Q: The “Aliens Among Us” and “God Among Us” audio series have been intended to serve as the fifth and sixth seasons of the TORCHWOOD TV series. Did this affect your manner of scoring these episodes as opposed to the standalone adventures?
Blair Mowat: By necessity of time and budget we do have to reuse cues sometimes, but when it came to “Aliens Among Us” I remember thinking it would be a good idea to create as much new music as possible. This was a new start with new members of Torchwood and new villains. I think the Sorvix theme was one of the first ones I created for that.
Q: Is there the possibility of your TORCHWOOD music becoming available as a soundtrack release, as was done with CLASS?
Blair Mowat: It’s definitely possible. There seems to be an ever-growing demand for it so it’s something we’ve discussed. I think at some point in the future there may come a point where it feels natural to do a release, and if the paperwork and legalities can be completed to everyone’s satisfaction then it could happen.
Q: You’ve worked a lot of with Mark Gatiss who of course has been very involved in the word of DOCTOR WHO as both an actor and a writer. Can you tell us a little more about your working relationship with him?
Blair Mowat: Mark and I met around the 50th anniversary of DOCTOR WHO and became friends. Over the years he’s asked me to write music for the projects he’s directed. THE BLIND MAN was first (an unmade Hitchcock film for Radio 4 starring Hugh Laurie), then we did The UNQUENCHABLE THIRST OF DRACULA which was an unmade Hammer Horror film from the 70s, composed in the style of those old scores. More recently we’ve been doing ghost stories for the BBC that show on television on Christmas Eve. Last year was a modern take on an M.R. James-style story. This year it’s a direct adaptation of an existing story which stars none other than the Doctor himself, Peter Capaldi!
Q: What’s coming up for you next in the world of Doctor Who related media—or what opportunity would you like to have in the future?
Blair Mowat: Well, apart from the Peter Capaldi ghost story, a few fans have asked about a TORCHWOOD musical episode. It would involve a huge amount of logistics, as well as time and expense to do it the way I’d like to, but I think it’d be a lot of fun to do, and I know fans of the series would really enjoy it. I’d also love to see an official season 2 of CLASS with Big Finish. There are a lot of complex moving parts in regards to making that happen, but it may be possible – we shall see!
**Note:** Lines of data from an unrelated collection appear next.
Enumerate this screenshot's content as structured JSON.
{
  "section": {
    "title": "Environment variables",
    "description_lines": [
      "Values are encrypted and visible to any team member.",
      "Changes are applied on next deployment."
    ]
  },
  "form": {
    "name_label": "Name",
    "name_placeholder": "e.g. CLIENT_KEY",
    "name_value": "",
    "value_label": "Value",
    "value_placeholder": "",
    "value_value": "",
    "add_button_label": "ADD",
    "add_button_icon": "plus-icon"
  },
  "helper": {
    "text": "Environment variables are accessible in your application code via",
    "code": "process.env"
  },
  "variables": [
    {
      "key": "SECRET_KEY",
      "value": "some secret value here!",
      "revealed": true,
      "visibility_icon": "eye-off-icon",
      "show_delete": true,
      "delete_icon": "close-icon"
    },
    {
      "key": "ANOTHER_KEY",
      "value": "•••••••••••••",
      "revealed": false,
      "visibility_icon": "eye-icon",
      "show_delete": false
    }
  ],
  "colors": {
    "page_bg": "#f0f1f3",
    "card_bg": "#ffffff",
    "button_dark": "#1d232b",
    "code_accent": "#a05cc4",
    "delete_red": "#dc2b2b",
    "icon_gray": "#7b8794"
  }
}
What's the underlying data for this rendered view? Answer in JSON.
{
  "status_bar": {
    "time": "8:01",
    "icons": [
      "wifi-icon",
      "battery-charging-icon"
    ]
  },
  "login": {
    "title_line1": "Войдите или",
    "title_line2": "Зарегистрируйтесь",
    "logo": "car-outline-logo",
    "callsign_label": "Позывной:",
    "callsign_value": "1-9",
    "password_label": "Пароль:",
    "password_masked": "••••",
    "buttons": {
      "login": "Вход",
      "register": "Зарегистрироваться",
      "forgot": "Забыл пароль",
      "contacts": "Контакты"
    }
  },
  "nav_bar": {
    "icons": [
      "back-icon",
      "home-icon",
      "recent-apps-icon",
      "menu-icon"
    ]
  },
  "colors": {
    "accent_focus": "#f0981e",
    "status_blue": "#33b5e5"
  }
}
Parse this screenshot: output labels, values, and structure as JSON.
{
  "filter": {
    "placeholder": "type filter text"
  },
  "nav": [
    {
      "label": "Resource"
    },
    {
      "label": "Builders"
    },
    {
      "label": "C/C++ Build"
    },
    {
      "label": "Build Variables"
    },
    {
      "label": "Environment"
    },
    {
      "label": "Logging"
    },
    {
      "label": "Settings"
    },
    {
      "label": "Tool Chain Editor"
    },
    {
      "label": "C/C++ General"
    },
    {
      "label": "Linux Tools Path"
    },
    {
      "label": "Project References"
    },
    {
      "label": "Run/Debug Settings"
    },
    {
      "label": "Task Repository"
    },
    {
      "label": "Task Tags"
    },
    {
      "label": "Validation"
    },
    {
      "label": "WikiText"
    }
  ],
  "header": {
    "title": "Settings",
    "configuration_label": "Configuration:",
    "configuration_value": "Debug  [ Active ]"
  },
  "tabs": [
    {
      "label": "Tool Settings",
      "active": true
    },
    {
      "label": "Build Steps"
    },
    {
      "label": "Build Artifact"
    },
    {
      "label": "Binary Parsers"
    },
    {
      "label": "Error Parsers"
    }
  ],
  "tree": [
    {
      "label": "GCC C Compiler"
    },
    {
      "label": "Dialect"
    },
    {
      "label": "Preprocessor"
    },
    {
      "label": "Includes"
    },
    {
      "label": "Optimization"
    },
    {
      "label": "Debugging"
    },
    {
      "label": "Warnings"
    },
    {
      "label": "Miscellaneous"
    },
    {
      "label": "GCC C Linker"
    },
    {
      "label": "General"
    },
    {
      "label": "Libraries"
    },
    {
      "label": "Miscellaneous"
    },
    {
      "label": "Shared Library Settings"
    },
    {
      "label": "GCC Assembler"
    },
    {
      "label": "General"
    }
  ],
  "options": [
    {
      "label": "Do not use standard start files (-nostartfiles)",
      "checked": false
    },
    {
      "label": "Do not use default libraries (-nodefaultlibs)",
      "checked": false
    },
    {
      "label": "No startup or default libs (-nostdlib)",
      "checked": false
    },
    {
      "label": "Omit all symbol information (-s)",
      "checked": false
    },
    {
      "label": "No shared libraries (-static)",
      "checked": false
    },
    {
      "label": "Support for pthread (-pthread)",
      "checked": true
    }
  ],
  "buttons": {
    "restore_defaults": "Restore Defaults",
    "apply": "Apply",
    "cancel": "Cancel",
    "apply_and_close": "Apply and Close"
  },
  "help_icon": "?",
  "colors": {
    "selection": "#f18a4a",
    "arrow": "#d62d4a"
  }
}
For details on the Big Finish audio books, see https://www.bigfinish.com/
For more information on Blair Mowat, see his website